Billionaire entrepreneur Elon Musk’s recent trip to China has been met with adoration and appreciation from the Chinese public, along with the opportunity to engage with three government ministers. During his visit, Musk held meetings with China’s foreign, commerce, and industry ministers, as well as enjoying a dinner with Zeng Yuqun, chairman of leading battery supplier CATL.
While the details of these conversations remain undisclosed, the Chinese social media sphere has been flooded with admiration for Musk. Users have hailed him as a global icon and expressed their desire for someone like him in China’s ranks.
Following his departure from Beijing, Musk’s private jet headed to Shanghai, where Tesla’s manufacturing plant is located. Notably, his visit has generated significant attention compared to other CEOs and occurs amidst growing tensions between the United States and China. Chinese audiences have displayed a keen interest in Musk’s viewpoints on electric vehicles and artificial intelligence.
Even the dinner menu shared by Musk and Zeng at the Man Fu Yan restaurant became a topic of conversation. The elaborate 16-course meal featured imagery of two rearing horses, a clever nod to Musk’s Chinese name and a description of Tesla as a groundbreaking force in the automotive industry.

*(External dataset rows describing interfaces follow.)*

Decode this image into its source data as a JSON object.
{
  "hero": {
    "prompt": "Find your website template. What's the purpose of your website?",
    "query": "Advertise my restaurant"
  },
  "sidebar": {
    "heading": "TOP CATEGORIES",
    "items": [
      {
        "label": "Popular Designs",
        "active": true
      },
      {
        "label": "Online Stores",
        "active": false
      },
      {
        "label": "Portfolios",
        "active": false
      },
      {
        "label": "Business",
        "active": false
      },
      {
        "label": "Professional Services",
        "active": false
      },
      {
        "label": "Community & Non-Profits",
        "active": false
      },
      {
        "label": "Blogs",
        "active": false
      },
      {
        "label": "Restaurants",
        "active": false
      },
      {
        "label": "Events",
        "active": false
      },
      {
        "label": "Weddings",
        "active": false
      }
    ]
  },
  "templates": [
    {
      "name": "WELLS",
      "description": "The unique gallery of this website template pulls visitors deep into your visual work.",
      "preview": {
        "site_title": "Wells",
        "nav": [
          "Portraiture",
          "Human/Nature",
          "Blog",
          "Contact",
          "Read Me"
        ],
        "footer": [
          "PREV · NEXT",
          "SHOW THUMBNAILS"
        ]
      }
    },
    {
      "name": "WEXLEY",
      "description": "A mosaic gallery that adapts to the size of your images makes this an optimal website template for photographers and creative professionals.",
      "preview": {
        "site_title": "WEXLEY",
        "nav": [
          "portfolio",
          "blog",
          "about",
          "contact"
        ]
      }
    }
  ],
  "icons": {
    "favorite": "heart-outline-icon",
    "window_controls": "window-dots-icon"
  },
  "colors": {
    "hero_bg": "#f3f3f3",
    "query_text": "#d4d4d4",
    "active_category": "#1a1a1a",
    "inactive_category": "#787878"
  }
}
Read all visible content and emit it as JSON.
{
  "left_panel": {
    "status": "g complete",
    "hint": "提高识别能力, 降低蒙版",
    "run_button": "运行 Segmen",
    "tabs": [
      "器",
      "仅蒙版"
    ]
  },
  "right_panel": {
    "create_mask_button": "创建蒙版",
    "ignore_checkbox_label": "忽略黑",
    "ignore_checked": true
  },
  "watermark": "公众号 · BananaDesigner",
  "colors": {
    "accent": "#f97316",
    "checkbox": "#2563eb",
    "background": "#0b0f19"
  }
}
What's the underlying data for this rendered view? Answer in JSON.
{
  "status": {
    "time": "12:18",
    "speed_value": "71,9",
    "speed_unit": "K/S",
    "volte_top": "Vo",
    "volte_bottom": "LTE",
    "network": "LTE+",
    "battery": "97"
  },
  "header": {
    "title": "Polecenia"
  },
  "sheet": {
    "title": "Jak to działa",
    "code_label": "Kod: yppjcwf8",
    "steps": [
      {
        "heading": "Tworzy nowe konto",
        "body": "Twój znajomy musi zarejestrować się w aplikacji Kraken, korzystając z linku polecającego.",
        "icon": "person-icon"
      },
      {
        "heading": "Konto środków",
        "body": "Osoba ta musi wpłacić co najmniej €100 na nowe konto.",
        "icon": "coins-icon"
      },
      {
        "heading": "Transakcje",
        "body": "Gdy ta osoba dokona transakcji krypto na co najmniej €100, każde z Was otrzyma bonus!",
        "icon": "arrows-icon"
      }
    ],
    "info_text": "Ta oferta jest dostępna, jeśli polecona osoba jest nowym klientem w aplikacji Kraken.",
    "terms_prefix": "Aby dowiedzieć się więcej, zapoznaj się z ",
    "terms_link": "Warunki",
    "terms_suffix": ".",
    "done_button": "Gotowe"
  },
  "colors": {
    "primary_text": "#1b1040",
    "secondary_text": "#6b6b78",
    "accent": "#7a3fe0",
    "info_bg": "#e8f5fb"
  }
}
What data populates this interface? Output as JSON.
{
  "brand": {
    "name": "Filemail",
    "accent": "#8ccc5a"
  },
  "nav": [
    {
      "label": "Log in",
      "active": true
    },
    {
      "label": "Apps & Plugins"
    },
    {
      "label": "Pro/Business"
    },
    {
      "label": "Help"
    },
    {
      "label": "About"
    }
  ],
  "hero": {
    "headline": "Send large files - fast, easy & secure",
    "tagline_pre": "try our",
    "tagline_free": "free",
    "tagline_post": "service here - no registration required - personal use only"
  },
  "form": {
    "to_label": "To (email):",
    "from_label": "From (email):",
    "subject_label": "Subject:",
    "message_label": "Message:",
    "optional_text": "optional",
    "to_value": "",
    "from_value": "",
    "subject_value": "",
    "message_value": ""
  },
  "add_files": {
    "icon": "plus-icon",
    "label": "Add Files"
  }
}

Despite his propensity for making waves on social media, Musk has refrained from making public statements during his visit, considering that Twitter is inaccessible in China. However, the foreign ministry quoted Musk as referring to the interconnectedness of the U.S. and Chinese economies and expressing his opposition to their separation.
This trip marks Musk’s first visit to China in three years, coinciding with Tesla facing increasing competition from domestic electric vehicle manufacturers. There is also some uncertainty regarding the expansion plans for the Shanghai plant. Sources indicate that Musk is expected to meet other high-ranking Chinese officials and visit the Shanghai facility later in the week, potentially including a meeting with Chinese Premier Li Qiang, as previously sought by Musk.
The Shanghai factory has already made a significant contribution to Tesla’s global output, producing over 700,000 Model Y and Model 3 vehicles last year. Any regulatory obstacles to further expansion remain unclear at this time.
Investors are also eagerly awaiting clarity on whether Chinese regulators will approve Tesla’s advanced driver assistance features for release. While these features are available in the United States as part of the “Full Self Driving” software, their approval for Chinese markets remains uncertain.